Work to complete: Output all the data exactly as it appears below.

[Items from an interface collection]
[Start of Attachment]

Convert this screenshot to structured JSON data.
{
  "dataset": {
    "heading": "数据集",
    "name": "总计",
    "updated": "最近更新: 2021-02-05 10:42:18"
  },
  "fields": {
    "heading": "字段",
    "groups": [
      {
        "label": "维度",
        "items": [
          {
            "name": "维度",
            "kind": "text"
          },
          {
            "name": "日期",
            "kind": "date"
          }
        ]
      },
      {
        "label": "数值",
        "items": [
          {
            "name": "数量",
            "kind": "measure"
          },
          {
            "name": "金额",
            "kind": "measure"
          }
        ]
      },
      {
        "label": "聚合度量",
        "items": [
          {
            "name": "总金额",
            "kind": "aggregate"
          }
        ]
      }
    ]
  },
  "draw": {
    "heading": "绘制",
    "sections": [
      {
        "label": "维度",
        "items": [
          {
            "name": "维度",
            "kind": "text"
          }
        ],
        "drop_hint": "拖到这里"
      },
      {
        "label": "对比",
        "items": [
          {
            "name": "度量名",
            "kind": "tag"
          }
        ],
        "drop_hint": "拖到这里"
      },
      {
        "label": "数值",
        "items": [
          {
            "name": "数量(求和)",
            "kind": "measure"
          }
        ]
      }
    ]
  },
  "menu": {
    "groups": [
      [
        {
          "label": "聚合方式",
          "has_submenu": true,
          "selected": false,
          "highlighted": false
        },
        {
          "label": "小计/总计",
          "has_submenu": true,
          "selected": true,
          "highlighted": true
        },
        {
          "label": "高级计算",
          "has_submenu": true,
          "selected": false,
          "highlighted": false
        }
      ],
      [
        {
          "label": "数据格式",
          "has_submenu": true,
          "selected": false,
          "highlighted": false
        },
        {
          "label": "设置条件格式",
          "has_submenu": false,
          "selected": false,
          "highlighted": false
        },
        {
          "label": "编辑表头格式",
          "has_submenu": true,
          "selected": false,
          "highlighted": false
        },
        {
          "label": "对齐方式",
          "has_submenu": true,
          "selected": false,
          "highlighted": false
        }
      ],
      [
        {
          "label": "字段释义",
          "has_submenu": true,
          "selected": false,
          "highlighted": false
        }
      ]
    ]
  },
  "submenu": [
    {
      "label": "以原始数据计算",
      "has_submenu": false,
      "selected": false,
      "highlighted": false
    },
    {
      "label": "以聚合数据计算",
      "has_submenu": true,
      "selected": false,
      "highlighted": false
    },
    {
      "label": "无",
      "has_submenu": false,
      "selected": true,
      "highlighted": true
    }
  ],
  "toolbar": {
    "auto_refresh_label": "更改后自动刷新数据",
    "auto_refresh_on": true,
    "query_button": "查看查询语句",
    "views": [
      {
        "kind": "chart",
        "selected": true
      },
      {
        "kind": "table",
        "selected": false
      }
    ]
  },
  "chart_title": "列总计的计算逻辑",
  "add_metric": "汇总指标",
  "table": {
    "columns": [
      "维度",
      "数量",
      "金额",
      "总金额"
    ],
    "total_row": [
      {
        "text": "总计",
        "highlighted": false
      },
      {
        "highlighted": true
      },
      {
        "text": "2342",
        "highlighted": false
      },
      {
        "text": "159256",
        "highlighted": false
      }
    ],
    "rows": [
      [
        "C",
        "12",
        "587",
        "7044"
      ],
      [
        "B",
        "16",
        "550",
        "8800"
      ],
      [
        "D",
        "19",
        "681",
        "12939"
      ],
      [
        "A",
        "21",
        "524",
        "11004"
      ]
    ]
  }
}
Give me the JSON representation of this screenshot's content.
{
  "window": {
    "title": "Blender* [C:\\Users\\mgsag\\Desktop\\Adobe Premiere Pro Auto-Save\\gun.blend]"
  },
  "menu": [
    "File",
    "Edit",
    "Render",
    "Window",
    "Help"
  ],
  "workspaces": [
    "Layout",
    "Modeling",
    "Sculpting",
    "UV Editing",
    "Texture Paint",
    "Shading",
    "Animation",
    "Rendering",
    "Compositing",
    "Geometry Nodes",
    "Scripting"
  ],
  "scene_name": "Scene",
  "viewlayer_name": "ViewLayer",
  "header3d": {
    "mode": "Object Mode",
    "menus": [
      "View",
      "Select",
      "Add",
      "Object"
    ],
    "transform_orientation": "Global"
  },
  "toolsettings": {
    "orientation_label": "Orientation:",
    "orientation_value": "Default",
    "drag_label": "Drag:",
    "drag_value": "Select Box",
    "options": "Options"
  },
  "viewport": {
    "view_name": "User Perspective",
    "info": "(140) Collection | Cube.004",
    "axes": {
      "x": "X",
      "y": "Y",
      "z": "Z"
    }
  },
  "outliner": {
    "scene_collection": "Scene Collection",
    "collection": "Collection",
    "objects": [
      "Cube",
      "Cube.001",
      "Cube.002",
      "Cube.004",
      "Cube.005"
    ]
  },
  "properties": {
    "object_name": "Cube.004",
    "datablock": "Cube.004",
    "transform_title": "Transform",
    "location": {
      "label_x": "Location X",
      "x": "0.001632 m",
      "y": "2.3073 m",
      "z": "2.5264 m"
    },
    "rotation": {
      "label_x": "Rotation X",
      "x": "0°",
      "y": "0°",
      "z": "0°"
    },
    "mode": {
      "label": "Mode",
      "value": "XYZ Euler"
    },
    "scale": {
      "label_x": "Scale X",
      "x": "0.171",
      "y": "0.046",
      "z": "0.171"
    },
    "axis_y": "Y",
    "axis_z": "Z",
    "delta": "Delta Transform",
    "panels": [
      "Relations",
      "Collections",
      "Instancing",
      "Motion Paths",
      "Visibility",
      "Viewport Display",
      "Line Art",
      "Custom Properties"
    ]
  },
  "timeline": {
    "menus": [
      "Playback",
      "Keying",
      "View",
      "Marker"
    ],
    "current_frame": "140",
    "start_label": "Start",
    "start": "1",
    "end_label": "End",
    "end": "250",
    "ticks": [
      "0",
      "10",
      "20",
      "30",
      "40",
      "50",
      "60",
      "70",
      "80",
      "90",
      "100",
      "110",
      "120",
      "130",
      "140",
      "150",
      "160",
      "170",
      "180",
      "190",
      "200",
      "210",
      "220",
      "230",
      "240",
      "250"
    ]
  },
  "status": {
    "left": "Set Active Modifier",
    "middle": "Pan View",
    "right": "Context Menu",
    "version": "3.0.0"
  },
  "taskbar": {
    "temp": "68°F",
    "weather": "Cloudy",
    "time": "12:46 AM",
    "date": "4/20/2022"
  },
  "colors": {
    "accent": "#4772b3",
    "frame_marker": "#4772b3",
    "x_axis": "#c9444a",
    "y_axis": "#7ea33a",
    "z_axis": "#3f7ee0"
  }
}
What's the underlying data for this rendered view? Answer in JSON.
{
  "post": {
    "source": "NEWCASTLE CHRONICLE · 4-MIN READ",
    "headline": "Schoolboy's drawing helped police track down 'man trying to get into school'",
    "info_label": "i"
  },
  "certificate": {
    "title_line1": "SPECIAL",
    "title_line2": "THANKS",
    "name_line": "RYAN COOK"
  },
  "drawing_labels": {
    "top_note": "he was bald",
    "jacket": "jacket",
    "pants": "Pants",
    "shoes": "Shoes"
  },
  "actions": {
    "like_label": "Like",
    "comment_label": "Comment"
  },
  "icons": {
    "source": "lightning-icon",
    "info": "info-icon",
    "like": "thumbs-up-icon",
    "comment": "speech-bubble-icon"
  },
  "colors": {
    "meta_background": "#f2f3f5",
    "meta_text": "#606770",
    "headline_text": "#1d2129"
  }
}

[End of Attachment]

Reply to the exercise:
Convert this screenshot to structured JSON data.
{
  "dataset": {
    "heading": "数据集",
    "name": "总计",
    "updated": "最近更新: 2021-02-05 10:42:18"
  },
  "fields": {
    "heading": "字段",
    "groups": [
      {
        "label": "维度",
        "items": [
          {
            "name": "维度",
            "kind": "text"
          },
          {
            "name": "日期",
            "kind": "date"
          }
        ]
      },
      {
        "label": "数值",
        "items": [
          {
            "name": "数量",
            "kind": "measure"
          },
          {
            "name": "金额",
            "kind": "measure"
          }
        ]
      },
      {
        "label": "聚合度量",
        "items": [
          {
            "name": "总金额",
            "kind": "aggregate"
          }
        ]
      }
    ]
  },
  "draw": {
    "heading": "绘制",
    "sections": [
      {
        "label": "维度",
        "items": [
          {
            "name": "维度",
            "kind": "text"
          }
        ],
        "drop_hint": "拖到这里"
      },
      {
        "label": "对比",
        "items": [
          {
            "name": "度量名",
            "kind": "tag"
          }
        ],
        "drop_hint": "拖到这里"
      },
      {
        "label": "数值",
        "items": [
          {
            "name": "数量(求和)",
            "kind": "measure"
          }
        ]
      }
    ]
  },
  "menu": {
    "groups": [
      [
        {
          "label": "聚合方式",
          "has_submenu": true,
          "selected": false,
          "highlighted": false
        },
        {
          "label": "小计/总计",
          "has_submenu": true,
          "selected": true,
          "highlighted": true
        },
        {
          "label": "高级计算",
          "has_submenu": true,
          "selected": false,
          "highlighted": false
        }
      ],
      [
        {
          "label": "数据格式",
          "has_submenu": true,
          "selected": false,
          "highlighted": false
        },
        {
          "label": "设置条件格式",
          "has_submenu": false,
          "selected": false,
          "highlighted": false
        },
        {
          "label": "编辑表头格式",
          "has_submenu": true,
          "selected": false,
          "highlighted": false
        },
        {
          "label": "对齐方式",
          "has_submenu": true,
          "selected": false,
          "highlighted": false
        }
      ],
      [
        {
          "label": "字段释义",
          "has_submenu": true,
          "selected": false,
          "highlighted": false
        }
      ]
    ]
  },
  "submenu": [
    {
      "label": "以原始数据计算",
      "has_submenu": false,
      "selected": false,
      "highlighted": false
    },
    {
      "label": "以聚合数据计算",
      "has_submenu": true,
      "selected": false,
      "highlighted": false
    },
    {
      "label": "无",
      "has_submenu": false,
      "selected": true,
      "highlighted": true
    }
  ],
  "toolbar": {
    "auto_refresh_label": "更改后自动刷新数据",
    "auto_refresh_on": true,
    "query_button": "查看查询语句",
    "views": [
      {
        "kind": "chart",
        "selected": true
      },
      {
        "kind": "table",
        "selected": false
      }
    ]
  },
  "chart_title": "列总计的计算逻辑",
  "add_metric": "汇总指标",
  "table": {
    "columns": [
      "维度",
      "数量",
      "金额",
      "总金额"
    ],
    "total_row": [
      {
        "text": "总计",
        "highlighted": false
      },
      {
        "highlighted": true
      },
      {
        "text": "2342",
        "highlighted": false
      },
      {
        "text": "159256",
        "highlighted": false
      }
    ],
    "rows": [
      [
        "C",
        "12",
        "587",
        "7044"
      ],
      [
        "B",
        "16",
        "550",
        "8800"
      ],
      [
        "D",
        "19",
        "681",
        "12939"
      ],
      [
        "A",
        "21",
        "524",
        "11004"
      ]
    ]
  }
}
Give me the JSON representation of this screenshot's content.
{
  "window": {
    "title": "Blender* [C:\\Users\\mgsag\\Desktop\\Adobe Premiere Pro Auto-Save\\gun.blend]"
  },
  "menu": [
    "File",
    "Edit",
    "Render",
    "Window",
    "Help"
  ],
  "workspaces": [
    "Layout",
    "Modeling",
    "Sculpting",
    "UV Editing",
    "Texture Paint",
    "Shading",
    "Animation",
    "Rendering",
    "Compositing",
    "Geometry Nodes",
    "Scripting"
  ],
  "scene_name": "Scene",
  "viewlayer_name": "ViewLayer",
  "header3d": {
    "mode": "Object Mode",
    "menus": [
      "View",
      "Select",
      "Add",
      "Object"
    ],
    "transform_orientation": "Global"
  },
  "toolsettings": {
    "orientation_label": "Orientation:",
    "orientation_value": "Default",
    "drag_label": "Drag:",
    "drag_value": "Select Box",
    "options": "Options"
  },
  "viewport": {
    "view_name": "User Perspective",
    "info": "(140) Collection | Cube.004",
    "axes": {
      "x": "X",
      "y": "Y",
      "z": "Z"
    }
  },
  "outliner": {
    "scene_collection": "Scene Collection",
    "collection": "Collection",
    "objects": [
      "Cube",
      "Cube.001",
      "Cube.002",
      "Cube.004",
      "Cube.005"
    ]
  },
  "properties": {
    "object_name": "Cube.004",
    "datablock": "Cube.004",
    "transform_title": "Transform",
    "location": {
      "label_x": "Location X",
      "x": "0.001632 m",
      "y": "2.3073 m",
      "z": "2.5264 m"
    },
    "rotation": {
      "label_x": "Rotation X",
      "x": "0°",
      "y": "0°",
      "z": "0°"
    },
    "mode": {
      "label": "Mode",
      "value": "XYZ Euler"
    },
    "scale": {
      "label_x": "Scale X",
      "x": "0.171",
      "y": "0.046",
      "z": "0.171"
    },
    "axis_y": "Y",
    "axis_z": "Z",
    "delta": "Delta Transform",
    "panels": [
      "Relations",
      "Collections",
      "Instancing",
      "Motion Paths",
      "Visibility",
      "Viewport Display",
      "Line Art",
      "Custom Properties"
    ]
  },
  "timeline": {
    "menus": [
      "Playback",
      "Keying",
      "View",
      "Marker"
    ],
    "current_frame": "140",
    "start_label": "Start",
    "start": "1",
    "end_label": "End",
    "end": "250",
    "ticks": [
      "0",
      "10",
      "20",
      "30",
      "40",
      "50",
      "60",
      "70",
      "80",
      "90",
      "100",
      "110",
      "120",
      "130",
      "140",
      "150",
      "160",
      "170",
      "180",
      "190",
      "200",
      "210",
      "220",
      "230",
      "240",
      "250"
    ]
  },
  "status": {
    "left": "Set Active Modifier",
    "middle": "Pan View",
    "right": "Context Menu",
    "version": "3.0.0"
  },
  "taskbar": {
    "temp": "68°F",
    "weather": "Cloudy",
    "time": "12:46 AM",
    "date": "4/20/2022"
  },
  "colors": {
    "accent": "#4772b3",
    "frame_marker": "#4772b3",
    "x_axis": "#c9444a",
    "y_axis": "#7ea33a",
    "z_axis": "#3f7ee0"
  }
}
What's the underlying data for this rendered view? Answer in JSON.
{
  "post": {
    "source": "NEWCASTLE CHRONICLE · 4-MIN READ",
    "headline": "Schoolboy's drawing helped police track down 'man trying to get into school'",
    "info_label": "i"
  },
  "certificate": {
    "title_line1": "SPECIAL",
    "title_line2": "THANKS",
    "name_line": "RYAN COOK"
  },
  "drawing_labels": {
    "top_note": "he was bald",
    "jacket": "jacket",
    "pants": "Pants",
    "shoes": "Shoes"
  },
  "actions": {
    "like_label": "Like",
    "comment_label": "Comment"
  },
  "icons": {
    "source": "lightning-icon",
    "info": "info-icon",
    "like": "thumbs-up-icon",
    "comment": "speech-bubble-icon"
  },
  "colors": {
    "meta_background": "#f2f3f5",
    "meta_text": "#606770",
    "headline_text": "#1d2129"
  }
}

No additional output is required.